*** Begin section ***

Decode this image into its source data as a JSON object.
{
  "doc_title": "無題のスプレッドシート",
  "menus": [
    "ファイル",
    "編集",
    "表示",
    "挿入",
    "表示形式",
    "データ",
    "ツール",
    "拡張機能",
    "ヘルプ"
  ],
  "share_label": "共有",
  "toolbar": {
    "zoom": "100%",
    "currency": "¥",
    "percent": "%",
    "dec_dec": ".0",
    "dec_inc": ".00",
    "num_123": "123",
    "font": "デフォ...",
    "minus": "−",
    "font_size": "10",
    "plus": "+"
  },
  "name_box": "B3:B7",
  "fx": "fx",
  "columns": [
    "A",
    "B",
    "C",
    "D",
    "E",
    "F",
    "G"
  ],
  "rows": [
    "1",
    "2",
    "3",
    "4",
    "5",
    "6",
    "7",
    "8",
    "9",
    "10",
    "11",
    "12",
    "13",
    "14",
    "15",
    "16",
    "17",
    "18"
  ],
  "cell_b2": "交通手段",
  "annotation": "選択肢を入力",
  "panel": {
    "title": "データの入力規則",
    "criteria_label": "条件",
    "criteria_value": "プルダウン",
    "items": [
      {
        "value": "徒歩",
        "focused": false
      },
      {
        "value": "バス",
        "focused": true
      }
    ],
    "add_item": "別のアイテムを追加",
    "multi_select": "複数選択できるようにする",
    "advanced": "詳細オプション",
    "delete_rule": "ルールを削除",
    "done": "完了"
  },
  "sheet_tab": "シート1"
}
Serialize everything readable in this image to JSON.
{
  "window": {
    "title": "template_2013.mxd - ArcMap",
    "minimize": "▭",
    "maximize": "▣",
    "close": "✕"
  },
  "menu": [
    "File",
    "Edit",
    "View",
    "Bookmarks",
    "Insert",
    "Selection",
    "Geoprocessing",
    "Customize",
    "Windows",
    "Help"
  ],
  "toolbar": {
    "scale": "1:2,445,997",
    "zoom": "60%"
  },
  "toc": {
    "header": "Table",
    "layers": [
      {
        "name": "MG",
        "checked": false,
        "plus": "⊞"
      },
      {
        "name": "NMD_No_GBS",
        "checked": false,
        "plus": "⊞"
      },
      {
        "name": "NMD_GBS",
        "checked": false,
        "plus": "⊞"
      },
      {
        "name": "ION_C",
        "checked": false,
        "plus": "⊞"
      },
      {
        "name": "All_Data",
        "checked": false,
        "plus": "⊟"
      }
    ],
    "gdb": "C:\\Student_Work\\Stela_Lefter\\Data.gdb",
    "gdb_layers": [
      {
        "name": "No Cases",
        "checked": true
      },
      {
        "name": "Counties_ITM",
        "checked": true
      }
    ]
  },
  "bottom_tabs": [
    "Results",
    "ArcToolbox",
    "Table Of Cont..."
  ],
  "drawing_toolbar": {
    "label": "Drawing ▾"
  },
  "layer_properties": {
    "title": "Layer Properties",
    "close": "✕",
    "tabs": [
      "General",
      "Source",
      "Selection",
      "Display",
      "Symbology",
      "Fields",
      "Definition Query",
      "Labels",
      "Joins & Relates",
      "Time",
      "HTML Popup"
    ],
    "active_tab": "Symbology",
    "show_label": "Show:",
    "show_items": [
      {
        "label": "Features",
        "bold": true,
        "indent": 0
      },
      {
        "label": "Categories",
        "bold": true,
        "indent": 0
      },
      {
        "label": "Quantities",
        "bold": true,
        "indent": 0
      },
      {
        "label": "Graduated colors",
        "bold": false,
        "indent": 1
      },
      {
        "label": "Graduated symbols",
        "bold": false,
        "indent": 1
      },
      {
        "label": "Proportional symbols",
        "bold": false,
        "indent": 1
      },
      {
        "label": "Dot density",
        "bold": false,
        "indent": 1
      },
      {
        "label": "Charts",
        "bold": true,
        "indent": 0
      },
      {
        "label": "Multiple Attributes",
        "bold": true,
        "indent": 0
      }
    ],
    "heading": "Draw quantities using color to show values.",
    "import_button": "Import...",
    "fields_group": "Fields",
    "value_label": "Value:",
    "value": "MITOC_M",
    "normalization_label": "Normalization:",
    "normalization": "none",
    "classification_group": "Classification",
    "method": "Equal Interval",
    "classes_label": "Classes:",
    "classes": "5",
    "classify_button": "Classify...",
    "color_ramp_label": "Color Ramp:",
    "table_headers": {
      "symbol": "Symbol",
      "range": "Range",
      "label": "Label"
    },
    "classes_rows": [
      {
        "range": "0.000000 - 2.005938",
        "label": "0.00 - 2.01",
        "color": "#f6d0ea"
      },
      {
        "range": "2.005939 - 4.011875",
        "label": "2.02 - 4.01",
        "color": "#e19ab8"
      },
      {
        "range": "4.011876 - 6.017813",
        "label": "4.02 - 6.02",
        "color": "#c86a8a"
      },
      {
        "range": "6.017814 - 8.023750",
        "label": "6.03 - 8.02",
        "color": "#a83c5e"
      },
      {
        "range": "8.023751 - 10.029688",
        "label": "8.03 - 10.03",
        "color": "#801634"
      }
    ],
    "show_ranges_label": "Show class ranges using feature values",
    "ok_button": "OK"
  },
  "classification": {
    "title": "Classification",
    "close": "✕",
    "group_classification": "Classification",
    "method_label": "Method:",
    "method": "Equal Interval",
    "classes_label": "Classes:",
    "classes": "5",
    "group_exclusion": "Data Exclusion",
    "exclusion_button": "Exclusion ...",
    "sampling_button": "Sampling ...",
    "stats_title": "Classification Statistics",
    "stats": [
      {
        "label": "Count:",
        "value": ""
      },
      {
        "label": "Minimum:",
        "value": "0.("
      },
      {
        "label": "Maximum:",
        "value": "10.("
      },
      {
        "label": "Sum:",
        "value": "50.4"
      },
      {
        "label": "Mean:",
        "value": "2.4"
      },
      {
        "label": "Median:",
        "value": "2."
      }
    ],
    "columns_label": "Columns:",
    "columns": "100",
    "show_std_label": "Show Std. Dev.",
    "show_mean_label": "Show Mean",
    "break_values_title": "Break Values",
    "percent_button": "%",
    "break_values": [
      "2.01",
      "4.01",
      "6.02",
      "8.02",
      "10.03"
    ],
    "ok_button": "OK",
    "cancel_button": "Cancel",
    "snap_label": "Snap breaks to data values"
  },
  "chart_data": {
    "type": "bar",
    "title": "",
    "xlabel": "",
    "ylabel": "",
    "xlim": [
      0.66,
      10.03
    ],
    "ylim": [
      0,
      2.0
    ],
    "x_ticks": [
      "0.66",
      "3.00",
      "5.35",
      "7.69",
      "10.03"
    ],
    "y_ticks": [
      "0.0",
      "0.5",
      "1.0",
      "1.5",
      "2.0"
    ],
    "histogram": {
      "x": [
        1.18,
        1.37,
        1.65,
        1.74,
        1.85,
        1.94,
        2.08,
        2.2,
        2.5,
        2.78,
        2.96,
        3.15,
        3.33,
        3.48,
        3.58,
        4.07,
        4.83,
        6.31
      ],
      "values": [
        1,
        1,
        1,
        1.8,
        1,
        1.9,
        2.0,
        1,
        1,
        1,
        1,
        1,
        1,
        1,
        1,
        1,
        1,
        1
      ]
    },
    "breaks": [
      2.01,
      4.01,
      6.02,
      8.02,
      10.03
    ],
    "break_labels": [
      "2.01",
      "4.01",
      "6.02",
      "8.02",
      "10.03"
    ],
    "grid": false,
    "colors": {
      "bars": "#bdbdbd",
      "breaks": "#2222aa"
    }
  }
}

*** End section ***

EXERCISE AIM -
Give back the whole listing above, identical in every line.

RESPONSE TO THE TASK -
Decode this image into its source data as a JSON object.
{
  "doc_title": "無題のスプレッドシート",
  "menus": [
    "ファイル",
    "編集",
    "表示",
    "挿入",
    "表示形式",
    "データ",
    "ツール",
    "拡張機能",
    "ヘルプ"
  ],
  "share_label": "共有",
  "toolbar": {
    "zoom": "100%",
    "currency": "¥",
    "percent": "%",
    "dec_dec": ".0",
    "dec_inc": ".00",
    "num_123": "123",
    "font": "デフォ...",
    "minus": "−",
    "font_size": "10",
    "plus": "+"
  },
  "name_box": "B3:B7",
  "fx": "fx",
  "columns": [
    "A",
    "B",
    "C",
    "D",
    "E",
    "F",
    "G"
  ],
  "rows": [
    "1",
    "2",
    "3",
    "4",
    "5",
    "6",
    "7",
    "8",
    "9",
    "10",
    "11",
    "12",
    "13",
    "14",
    "15",
    "16",
    "17",
    "18"
  ],
  "cell_b2": "交通手段",
  "annotation": "選択肢を入力",
  "panel": {
    "title": "データの入力規則",
    "criteria_label": "条件",
    "criteria_value": "プルダウン",
    "items": [
      {
        "value": "徒歩",
        "focused": false
      },
      {
        "value": "バス",
        "focused": true
      }
    ],
    "add_item": "別のアイテムを追加",
    "multi_select": "複数選択できるようにする",
    "advanced": "詳細オプション",
    "delete_rule": "ルールを削除",
    "done": "完了"
  },
  "sheet_tab": "シート1"
}
Serialize everything readable in this image to JSON.
{
  "window": {
    "title": "template_2013.mxd - ArcMap",
    "minimize": "▭",
    "maximize": "▣",
    "close": "✕"
  },
  "menu": [
    "File",
    "Edit",
    "View",
    "Bookmarks",
    "Insert",
    "Selection",
    "Geoprocessing",
    "Customize",
    "Windows",
    "Help"
  ],
  "toolbar": {
    "scale": "1:2,445,997",
    "zoom": "60%"
  },
  "toc": {
    "header": "Table",
    "layers": [
      {
        "name": "MG",
        "checked": false,
        "plus": "⊞"
      },
      {
        "name": "NMD_No_GBS",
        "checked": false,
        "plus": "⊞"
      },
      {
        "name": "NMD_GBS",
        "checked": false,
        "plus": "⊞"
      },
      {
        "name": "ION_C",
        "checked": false,
        "plus": "⊞"
      },
      {
        "name": "All_Data",
        "checked": false,
        "plus": "⊟"
      }
    ],
    "gdb": "C:\\Student_Work\\Stela_Lefter\\Data.gdb",
    "gdb_layers": [
      {
        "name": "No Cases",
        "checked": true
      },
      {
        "name": "Counties_ITM",
        "checked": true
      }
    ]
  },
  "bottom_tabs": [
    "Results",
    "ArcToolbox",
    "Table Of Cont..."
  ],
  "drawing_toolbar": {
    "label": "Drawing ▾"
  },
  "layer_properties": {
    "title": "Layer Properties",
    "close": "✕",
    "tabs": [
      "General",
      "Source",
      "Selection",
      "Display",
      "Symbology",
      "Fields",
      "Definition Query",
      "Labels",
      "Joins & Relates",
      "Time",
      "HTML Popup"
    ],
    "active_tab": "Symbology",
    "show_label": "Show:",
    "show_items": [
      {
        "label": "Features",
        "bold": true,
        "indent": 0
      },
      {
        "label": "Categories",
        "bold": true,
        "indent": 0
      },
      {
        "label": "Quantities",
        "bold": true,
        "indent": 0
      },
      {
        "label": "Graduated colors",
        "bold": false,
        "indent": 1
      },
      {
        "label": "Graduated symbols",
        "bold": false,
        "indent": 1
      },
      {
        "label": "Proportional symbols",
        "bold": false,
        "indent": 1
      },
      {
        "label": "Dot density",
        "bold": false,
        "indent": 1
      },
      {
        "label": "Charts",
        "bold": true,
        "indent": 0
      },
      {
        "label": "Multiple Attributes",
        "bold": true,
        "indent": 0
      }
    ],
    "heading": "Draw quantities using color to show values.",
    "import_button": "Import...",
    "fields_group": "Fields",
    "value_label": "Value:",
    "value": "MITOC_M",
    "normalization_label": "Normalization:",
    "normalization": "none",
    "classification_group": "Classification",
    "method": "Equal Interval",
    "classes_label": "Classes:",
    "classes": "5",
    "classify_button": "Classify...",
    "color_ramp_label": "Color Ramp:",
    "table_headers": {
      "symbol": "Symbol",
      "range": "Range",
      "label": "Label"
    },
    "classes_rows": [
      {
        "range": "0.000000 - 2.005938",
        "label": "0.00 - 2.01",
        "color": "#f6d0ea"
      },
      {
        "range": "2.005939 - 4.011875",
        "label": "2.02 - 4.01",
        "color": "#e19ab8"
      },
      {
        "range": "4.011876 - 6.017813",
        "label": "4.02 - 6.02",
        "color": "#c86a8a"
      },
      {
        "range": "6.017814 - 8.023750",
        "label": "6.03 - 8.02",
        "color": "#a83c5e"
      },
      {
        "range": "8.023751 - 10.029688",
        "label": "8.03 - 10.03",
        "color": "#801634"
      }
    ],
    "show_ranges_label": "Show class ranges using feature values",
    "ok_button": "OK"
  },
  "classification": {
    "title": "Classification",
    "close": "✕",
    "group_classification": "Classification",
    "method_label": "Method:",
    "method": "Equal Interval",
    "classes_label": "Classes:",
    "classes": "5",
    "group_exclusion": "Data Exclusion",
    "exclusion_button": "Exclusion ...",
    "sampling_button": "Sampling ...",
    "stats_title": "Classification Statistics",
    "stats": [
      {
        "label": "Count:",
        "value": ""
      },
      {
        "label": "Minimum:",
        "value": "0.("
      },
      {
        "label": "Maximum:",
        "value": "10.("
      },
      {
        "label": "Sum:",
        "value": "50.4"
      },
      {
        "label": "Mean:",
        "value": "2.4"
      },
      {
        "label": "Median:",
        "value": "2."
      }
    ],
    "columns_label": "Columns:",
    "columns": "100",
    "show_std_label": "Show Std. Dev.",
    "show_mean_label": "Show Mean",
    "break_values_title": "Break Values",
    "percent_button": "%",
    "break_values": [
      "2.01",
      "4.01",
      "6.02",
      "8.02",
      "10.03"
    ],
    "ok_button": "OK",
    "cancel_button": "Cancel",
    "snap_label": "Snap breaks to data values"
  },
  "chart_data": {
    "type": "bar",
    "title": "",
    "xlabel": "",
    "ylabel": "",
    "xlim": [
      0.66,
      10.03
    ],
    "ylim": [
      0,
      2.0
    ],
    "x_ticks": [
      "0.66",
      "3.00",
      "5.35",
      "7.69",
      "10.03"
    ],
    "y_ticks": [
      "0.0",
      "0.5",
      "1.0",
      "1.5",
      "2.0"
    ],
    "histogram": {
      "x": [
        1.18,
        1.37,
        1.65,
        1.74,
        1.85,
        1.94,
        2.08,
        2.2,
        2.5,
        2.78,
        2.96,
        3.15,
        3.33,
        3.48,
        3.58,
        4.07,
        4.83,
        6.31
      ],
      "values": [
        1,
        1,
        1,
        1.8,
        1,
        1.9,
        2.0,
        1,
        1,
        1,
        1,
        1,
        1,
        1,
        1,
        1,
        1,
        1
      ]
    },
    "breaks": [
      2.01,
      4.01,
      6.02,
      8.02,
      10.03
    ],
    "break_labels": [
      "2.01",
      "4.01",
      "6.02",
      "8.02",
      "10.03"
    ],
    "grid": false,
    "colors": {
      "bars": "#bdbdbd",
      "breaks": "#2222aa"
    }
  }
}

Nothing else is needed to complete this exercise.